| ASSIGNED TASK |
Please return all the records exactly, with nothing left out.
+-------+
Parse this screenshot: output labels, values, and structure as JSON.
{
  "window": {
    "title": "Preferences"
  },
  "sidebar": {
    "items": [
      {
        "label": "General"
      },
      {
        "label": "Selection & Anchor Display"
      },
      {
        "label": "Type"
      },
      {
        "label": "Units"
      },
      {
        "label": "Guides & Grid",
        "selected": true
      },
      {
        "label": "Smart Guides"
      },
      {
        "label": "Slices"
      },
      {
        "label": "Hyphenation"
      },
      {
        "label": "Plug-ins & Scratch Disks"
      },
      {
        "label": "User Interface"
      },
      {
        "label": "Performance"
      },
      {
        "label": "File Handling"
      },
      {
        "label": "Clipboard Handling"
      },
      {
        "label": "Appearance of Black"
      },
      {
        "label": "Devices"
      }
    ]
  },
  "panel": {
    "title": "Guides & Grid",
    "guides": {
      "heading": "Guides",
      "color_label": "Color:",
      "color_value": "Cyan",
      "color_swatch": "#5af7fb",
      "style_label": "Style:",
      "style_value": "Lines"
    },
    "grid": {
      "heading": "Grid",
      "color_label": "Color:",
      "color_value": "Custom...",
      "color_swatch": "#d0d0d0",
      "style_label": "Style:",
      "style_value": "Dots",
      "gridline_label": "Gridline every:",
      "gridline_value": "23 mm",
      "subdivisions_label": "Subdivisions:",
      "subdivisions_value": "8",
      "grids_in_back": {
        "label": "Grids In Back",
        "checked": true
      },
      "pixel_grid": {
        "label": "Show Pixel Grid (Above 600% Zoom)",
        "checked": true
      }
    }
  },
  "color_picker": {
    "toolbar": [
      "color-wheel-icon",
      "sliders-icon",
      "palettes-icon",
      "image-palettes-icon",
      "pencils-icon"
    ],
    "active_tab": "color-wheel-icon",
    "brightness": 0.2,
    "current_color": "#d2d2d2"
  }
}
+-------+
| SOLUTION BELOW |
Parse this screenshot: output labels, values, and structure as JSON.
{
  "window": {
    "title": "Preferences"
  },
  "sidebar": {
    "items": [
      {
        "label": "General"
      },
      {
        "label": "Selection & Anchor Display"
      },
      {
        "label": "Type"
      },
      {
        "label": "Units"
      },
      {
        "label": "Guides & Grid",
        "selected": true
      },
      {
        "label": "Smart Guides"
      },
      {
        "label": "Slices"
      },
      {
        "label": "Hyphenation"
      },
      {
        "label": "Plug-ins & Scratch Disks"
      },
      {
        "label": "User Interface"
      },
      {
        "label": "Performance"
      },
      {
        "label": "File Handling"
      },
      {
        "label": "Clipboard Handling"
      },
      {
        "label": "Appearance of Black"
      },
      {
        "label": "Devices"
      }
    ]
  },
  "panel": {
    "title": "Guides & Grid",
    "guides": {
      "heading": "Guides",
      "color_label": "Color:",
      "color_value": "Cyan",
      "color_swatch": "#5af7fb",
      "style_label": "Style:",
      "style_value": "Lines"
    },
    "grid": {
      "heading": "Grid",
      "color_label": "Color:",
      "color_value": "Custom...",
      "color_swatch": "#d0d0d0",
      "style_label": "Style:",
      "style_value": "Dots",
      "gridline_label": "Gridline every:",
      "gridline_value": "23 mm",
      "subdivisions_label": "Subdivisions:",
      "subdivisions_value": "8",
      "grids_in_back": {
        "label": "Grids In Back",
        "checked": true
      },
      "pixel_grid": {
        "label": "Show Pixel Grid (Above 600% Zoom)",
        "checked": true
      }
    }
  },
  "color_picker": {
    "toolbar": [
      "color-wheel-icon",
      "sliders-icon",
      "palettes-icon",
      "image-palettes-icon",
      "pencils-icon"
    ],
    "active_tab": "color-wheel-icon",
    "brightness": 0.2,
    "current_color": "#d2d2d2"
  }
}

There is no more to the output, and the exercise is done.